● Directions
Give the entries again exactly, without pictures.

*** Opening of Source material ***

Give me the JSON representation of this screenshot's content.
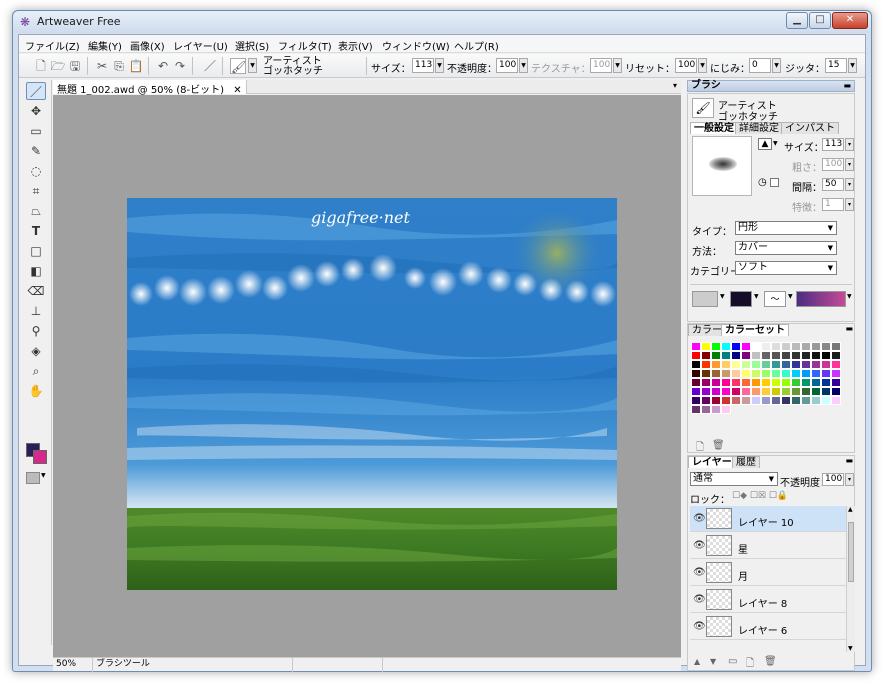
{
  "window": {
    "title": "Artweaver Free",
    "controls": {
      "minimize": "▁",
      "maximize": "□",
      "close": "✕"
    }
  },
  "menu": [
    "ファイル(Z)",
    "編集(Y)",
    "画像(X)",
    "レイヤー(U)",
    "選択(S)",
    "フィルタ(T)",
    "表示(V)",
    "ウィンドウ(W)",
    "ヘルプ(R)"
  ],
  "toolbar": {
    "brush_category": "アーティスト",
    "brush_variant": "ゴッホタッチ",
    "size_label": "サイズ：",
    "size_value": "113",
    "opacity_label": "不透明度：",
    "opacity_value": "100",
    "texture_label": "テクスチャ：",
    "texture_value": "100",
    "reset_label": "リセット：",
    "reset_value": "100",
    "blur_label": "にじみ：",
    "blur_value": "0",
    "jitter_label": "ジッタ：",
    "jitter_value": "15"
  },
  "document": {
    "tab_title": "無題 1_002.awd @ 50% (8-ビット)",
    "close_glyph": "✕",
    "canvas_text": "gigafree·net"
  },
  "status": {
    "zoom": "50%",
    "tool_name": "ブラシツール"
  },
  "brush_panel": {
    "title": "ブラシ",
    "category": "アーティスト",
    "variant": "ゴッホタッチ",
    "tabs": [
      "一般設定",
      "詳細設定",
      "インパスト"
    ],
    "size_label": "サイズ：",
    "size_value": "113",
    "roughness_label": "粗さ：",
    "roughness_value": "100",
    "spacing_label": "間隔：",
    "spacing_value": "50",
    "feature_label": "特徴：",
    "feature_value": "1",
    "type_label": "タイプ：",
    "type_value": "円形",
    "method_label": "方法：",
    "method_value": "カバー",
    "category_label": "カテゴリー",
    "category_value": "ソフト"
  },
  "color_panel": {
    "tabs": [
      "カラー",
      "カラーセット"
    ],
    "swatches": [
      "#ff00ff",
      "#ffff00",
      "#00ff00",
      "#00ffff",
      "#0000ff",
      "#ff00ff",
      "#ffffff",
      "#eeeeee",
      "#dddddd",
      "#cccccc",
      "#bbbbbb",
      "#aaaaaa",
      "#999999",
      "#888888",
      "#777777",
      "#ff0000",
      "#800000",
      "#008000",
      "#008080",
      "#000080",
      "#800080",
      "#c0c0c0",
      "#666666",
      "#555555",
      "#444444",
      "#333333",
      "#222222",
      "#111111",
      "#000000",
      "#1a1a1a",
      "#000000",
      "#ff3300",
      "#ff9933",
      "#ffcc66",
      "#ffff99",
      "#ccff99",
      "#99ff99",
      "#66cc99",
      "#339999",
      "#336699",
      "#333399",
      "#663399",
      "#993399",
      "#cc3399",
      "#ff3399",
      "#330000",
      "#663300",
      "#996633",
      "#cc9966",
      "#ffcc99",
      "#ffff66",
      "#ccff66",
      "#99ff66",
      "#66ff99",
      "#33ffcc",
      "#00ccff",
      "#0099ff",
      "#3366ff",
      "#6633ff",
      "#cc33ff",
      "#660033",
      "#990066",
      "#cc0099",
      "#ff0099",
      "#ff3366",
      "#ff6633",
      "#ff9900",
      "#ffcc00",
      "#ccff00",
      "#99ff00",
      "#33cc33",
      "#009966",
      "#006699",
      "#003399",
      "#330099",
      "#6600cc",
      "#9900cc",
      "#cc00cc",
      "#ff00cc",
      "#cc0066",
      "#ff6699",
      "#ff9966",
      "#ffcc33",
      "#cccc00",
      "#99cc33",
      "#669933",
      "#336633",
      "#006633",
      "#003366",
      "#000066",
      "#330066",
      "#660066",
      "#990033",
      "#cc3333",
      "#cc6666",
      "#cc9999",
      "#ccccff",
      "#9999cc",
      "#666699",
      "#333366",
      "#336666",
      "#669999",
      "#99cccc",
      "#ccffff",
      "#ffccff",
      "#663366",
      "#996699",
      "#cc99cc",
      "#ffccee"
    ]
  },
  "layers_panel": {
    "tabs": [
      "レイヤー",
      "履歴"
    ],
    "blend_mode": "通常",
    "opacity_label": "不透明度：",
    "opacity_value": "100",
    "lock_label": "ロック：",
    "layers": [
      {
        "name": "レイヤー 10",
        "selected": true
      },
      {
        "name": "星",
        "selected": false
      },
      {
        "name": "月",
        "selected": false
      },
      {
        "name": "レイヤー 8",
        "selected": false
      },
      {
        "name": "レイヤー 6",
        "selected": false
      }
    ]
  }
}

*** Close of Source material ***

● Completed exercise
Give me the JSON representation of this screenshot's content.
{
  "window": {
    "title": "Artweaver Free",
    "controls": {
      "minimize": "▁",
      "maximize": "□",
      "close": "✕"
    }
  },
  "menu": [
    "ファイル(Z)",
    "編集(Y)",
    "画像(X)",
    "レイヤー(U)",
    "選択(S)",
    "フィルタ(T)",
    "表示(V)",
    "ウィンドウ(W)",
    "ヘルプ(R)"
  ],
  "toolbar": {
    "brush_category": "アーティスト",
    "brush_variant": "ゴッホタッチ",
    "size_label": "サイズ：",
    "size_value": "113",
    "opacity_label": "不透明度：",
    "opacity_value": "100",
    "texture_label": "テクスチャ：",
    "texture_value": "100",
    "reset_label": "リセット：",
    "reset_value": "100",
    "blur_label": "にじみ：",
    "blur_value": "0",
    "jitter_label": "ジッタ：",
    "jitter_value": "15"
  },
  "document": {
    "tab_title": "無題 1_002.awd @ 50% (8-ビット)",
    "close_glyph": "✕",
    "canvas_text": "gigafree·net"
  },
  "status": {
    "zoom": "50%",
    "tool_name": "ブラシツール"
  },
  "brush_panel": {
    "title": "ブラシ",
    "category": "アーティスト",
    "variant": "ゴッホタッチ",
    "tabs": [
      "一般設定",
      "詳細設定",
      "インパスト"
    ],
    "size_label": "サイズ：",
    "size_value": "113",
    "roughness_label": "粗さ：",
    "roughness_value": "100",
    "spacing_label": "間隔：",
    "spacing_value": "50",
    "feature_label": "特徴：",
    "feature_value": "1",
    "type_label": "タイプ：",
    "type_value": "円形",
    "method_label": "方法：",
    "method_value": "カバー",
    "category_label": "カテゴリー",
    "category_value": "ソフト"
  },
  "color_panel": {
    "tabs": [
      "カラー",
      "カラーセット"
    ],
    "swatches": [
      "#ff00ff",
      "#ffff00",
      "#00ff00",
      "#00ffff",
      "#0000ff",
      "#ff00ff",
      "#ffffff",
      "#eeeeee",
      "#dddddd",
      "#cccccc",
      "#bbbbbb",
      "#aaaaaa",
      "#999999",
      "#888888",
      "#777777",
      "#ff0000",
      "#800000",
      "#008000",
      "#008080",
      "#000080",
      "#800080",
      "#c0c0c0",
      "#666666",
      "#555555",
      "#444444",
      "#333333",
      "#222222",
      "#111111",
      "#000000",
      "#1a1a1a",
      "#000000",
      "#ff3300",
      "#ff9933",
      "#ffcc66",
      "#ffff99",
      "#ccff99",
      "#99ff99",
      "#66cc99",
      "#339999",
      "#336699",
      "#333399",
      "#663399",
      "#993399",
      "#cc3399",
      "#ff3399",
      "#330000",
      "#663300",
      "#996633",
      "#cc9966",
      "#ffcc99",
      "#ffff66",
      "#ccff66",
      "#99ff66",
      "#66ff99",
      "#33ffcc",
      "#00ccff",
      "#0099ff",
      "#3366ff",
      "#6633ff",
      "#cc33ff",
      "#660033",
      "#990066",
      "#cc0099",
      "#ff0099",
      "#ff3366",
      "#ff6633",
      "#ff9900",
      "#ffcc00",
      "#ccff00",
      "#99ff00",
      "#33cc33",
      "#009966",
      "#006699",
      "#003399",
      "#330099",
      "#6600cc",
      "#9900cc",
      "#cc00cc",
      "#ff00cc",
      "#cc0066",
      "#ff6699",
      "#ff9966",
      "#ffcc33",
      "#cccc00",
      "#99cc33",
      "#669933",
      "#336633",
      "#006633",
      "#003366",
      "#000066",
      "#330066",
      "#660066",
      "#990033",
      "#cc3333",
      "#cc6666",
      "#cc9999",
      "#ccccff",
      "#9999cc",
      "#666699",
      "#333366",
      "#336666",
      "#669999",
      "#99cccc",
      "#ccffff",
      "#ffccff",
      "#663366",
      "#996699",
      "#cc99cc",
      "#ffccee"
    ]
  },
  "layers_panel": {
    "tabs": [
      "レイヤー",
      "履歴"
    ],
    "blend_mode": "通常",
    "opacity_label": "不透明度：",
    "opacity_value": "100",
    "lock_label": "ロック：",
    "layers": [
      {
        "name": "レイヤー 10",
        "selected": true
      },
      {
        "name": "星",
        "selected": false
      },
      {
        "name": "月",
        "selected": false
      },
      {
        "name": "レイヤー 8",
        "selected": false
      },
      {
        "name": "レイヤー 6",
        "selected": false
      }
    ]
  }
}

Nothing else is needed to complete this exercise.